• [DESCRIPTION OF THE TASK]
The data should be restated word for word, in full.

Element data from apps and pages
━━━━━━━━━━━━━━━━

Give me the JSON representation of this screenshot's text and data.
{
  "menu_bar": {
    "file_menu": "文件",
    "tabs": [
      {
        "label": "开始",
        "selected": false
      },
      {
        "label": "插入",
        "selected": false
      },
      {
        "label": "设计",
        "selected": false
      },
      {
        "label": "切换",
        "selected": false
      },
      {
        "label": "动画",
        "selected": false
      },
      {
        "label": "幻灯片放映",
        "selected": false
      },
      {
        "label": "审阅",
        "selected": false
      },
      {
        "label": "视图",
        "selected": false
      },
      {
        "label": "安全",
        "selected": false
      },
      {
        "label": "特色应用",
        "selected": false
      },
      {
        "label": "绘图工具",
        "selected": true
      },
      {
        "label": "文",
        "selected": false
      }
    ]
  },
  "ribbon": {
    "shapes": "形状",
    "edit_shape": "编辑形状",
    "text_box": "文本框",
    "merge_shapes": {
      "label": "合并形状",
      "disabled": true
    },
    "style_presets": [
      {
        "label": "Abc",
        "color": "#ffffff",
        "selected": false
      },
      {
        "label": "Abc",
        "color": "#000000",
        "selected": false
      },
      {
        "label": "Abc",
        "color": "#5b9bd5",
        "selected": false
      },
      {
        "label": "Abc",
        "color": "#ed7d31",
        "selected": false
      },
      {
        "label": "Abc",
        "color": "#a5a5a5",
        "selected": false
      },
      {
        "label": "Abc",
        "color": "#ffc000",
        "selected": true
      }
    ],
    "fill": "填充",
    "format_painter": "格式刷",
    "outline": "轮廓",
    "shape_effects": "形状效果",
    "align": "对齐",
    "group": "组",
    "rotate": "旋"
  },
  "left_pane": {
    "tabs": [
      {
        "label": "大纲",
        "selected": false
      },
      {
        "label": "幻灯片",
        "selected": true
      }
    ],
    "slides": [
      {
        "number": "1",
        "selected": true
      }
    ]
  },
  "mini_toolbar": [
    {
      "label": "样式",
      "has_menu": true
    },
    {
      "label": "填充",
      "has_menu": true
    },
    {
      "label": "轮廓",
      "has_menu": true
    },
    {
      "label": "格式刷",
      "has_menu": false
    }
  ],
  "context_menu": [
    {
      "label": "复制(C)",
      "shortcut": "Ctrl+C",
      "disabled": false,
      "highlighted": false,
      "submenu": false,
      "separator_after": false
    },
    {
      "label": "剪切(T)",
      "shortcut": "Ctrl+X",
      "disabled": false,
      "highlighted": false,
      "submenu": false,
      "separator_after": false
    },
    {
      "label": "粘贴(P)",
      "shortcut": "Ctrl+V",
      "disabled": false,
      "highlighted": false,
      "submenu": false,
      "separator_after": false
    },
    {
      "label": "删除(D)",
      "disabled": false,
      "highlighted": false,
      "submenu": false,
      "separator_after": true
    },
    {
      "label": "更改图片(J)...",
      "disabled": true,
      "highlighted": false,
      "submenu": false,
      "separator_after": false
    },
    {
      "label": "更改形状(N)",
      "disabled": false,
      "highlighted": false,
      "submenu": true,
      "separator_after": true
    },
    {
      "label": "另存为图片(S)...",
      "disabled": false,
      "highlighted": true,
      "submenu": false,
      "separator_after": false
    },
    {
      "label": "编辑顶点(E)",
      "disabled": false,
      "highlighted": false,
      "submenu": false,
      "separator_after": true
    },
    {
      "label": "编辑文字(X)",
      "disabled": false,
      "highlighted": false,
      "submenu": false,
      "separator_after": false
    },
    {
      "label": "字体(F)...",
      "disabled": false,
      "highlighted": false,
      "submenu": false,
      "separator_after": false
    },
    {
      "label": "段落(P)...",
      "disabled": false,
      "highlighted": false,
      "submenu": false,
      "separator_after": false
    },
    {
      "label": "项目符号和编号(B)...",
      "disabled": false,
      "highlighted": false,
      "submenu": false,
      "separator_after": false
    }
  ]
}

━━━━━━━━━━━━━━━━

• [SOLUTION]
Give me the JSON representation of this screenshot's text and data.
{
  "menu_bar": {
    "file_menu": "文件",
    "tabs": [
      {
        "label": "开始",
        "selected": false
      },
      {
        "label": "插入",
        "selected": false
      },
      {
        "label": "设计",
        "selected": false
      },
      {
        "label": "切换",
        "selected": false
      },
      {
        "label": "动画",
        "selected": false
      },
      {
        "label": "幻灯片放映",
        "selected": false
      },
      {
        "label": "审阅",
        "selected": false
      },
      {
        "label": "视图",
        "selected": false
      },
      {
        "label": "安全",
        "selected": false
      },
      {
        "label": "特色应用",
        "selected": false
      },
      {
        "label": "绘图工具",
        "selected": true
      },
      {
        "label": "文",
        "selected": false
      }
    ]
  },
  "ribbon": {
    "shapes": "形状",
    "edit_shape": "编辑形状",
    "text_box": "文本框",
    "merge_shapes": {
      "label": "合并形状",
      "disabled": true
    },
    "style_presets": [
      {
        "label": "Abc",
        "color": "#ffffff",
        "selected": false
      },
      {
        "label": "Abc",
        "color": "#000000",
        "selected": false
      },
      {
        "label": "Abc",
        "color": "#5b9bd5",
        "selected": false
      },
      {
        "label": "Abc",
        "color": "#ed7d31",
        "selected": false
      },
      {
        "label": "Abc",
        "color": "#a5a5a5",
        "selected": false
      },
      {
        "label": "Abc",
        "color": "#ffc000",
        "selected": true
      }
    ],
    "fill": "填充",
    "format_painter": "格式刷",
    "outline": "轮廓",
    "shape_effects": "形状效果",
    "align": "对齐",
    "group": "组",
    "rotate": "旋"
  },
  "left_pane": {
    "tabs": [
      {
        "label": "大纲",
        "selected": false
      },
      {
        "label": "幻灯片",
        "selected": true
      }
    ],
    "slides": [
      {
        "number": "1",
        "selected": true
      }
    ]
  },
  "mini_toolbar": [
    {
      "label": "样式",
      "has_menu": true
    },
    {
      "label": "填充",
      "has_menu": true
    },
    {
      "label": "轮廓",
      "has_menu": true
    },
    {
      "label": "格式刷",
      "has_menu": false
    }
  ],
  "context_menu": [
    {
      "label": "复制(C)",
      "shortcut": "Ctrl+C",
      "disabled": false,
      "highlighted": false,
      "submenu": false,
      "separator_after": false
    },
    {
      "label": "剪切(T)",
      "shortcut": "Ctrl+X",
      "disabled": false,
      "highlighted": false,
      "submenu": false,
      "separator_after": false
    },
    {
      "label": "粘贴(P)",
      "shortcut": "Ctrl+V",
      "disabled": false,
      "highlighted": false,
      "submenu": false,
      "separator_after": false
    },
    {
      "label": "删除(D)",
      "disabled": false,
      "highlighted": false,
      "submenu": false,
      "separator_after": true
    },
    {
      "label": "更改图片(J)...",
      "disabled": true,
      "highlighted": false,
      "submenu": false,
      "separator_after": false
    },
    {
      "label": "更改形状(N)",
      "disabled": false,
      "highlighted": false,
      "submenu": true,
      "separator_after": true
    },
    {
      "label": "另存为图片(S)...",
      "disabled": false,
      "highlighted": true,
      "submenu": false,
      "separator_after": false
    },
    {
      "label": "编辑顶点(E)",
      "disabled": false,
      "highlighted": false,
      "submenu": false,
      "separator_after": true
    },
    {
      "label": "编辑文字(X)",
      "disabled": false,
      "highlighted": false,
      "submenu": false,
      "separator_after": false
    },
    {
      "label": "字体(F)...",
      "disabled": false,
      "highlighted": false,
      "submenu": false,
      "separator_after": false
    },
    {
      "label": "段落(P)...",
      "disabled": false,
      "highlighted": false,
      "submenu": false,
      "separator_after": false
    },
    {
      "label": "项目符号和编号(B)...",
      "disabled": false,
      "highlighted": false,
      "submenu": false,
      "separator_after": false
    }
  ]
}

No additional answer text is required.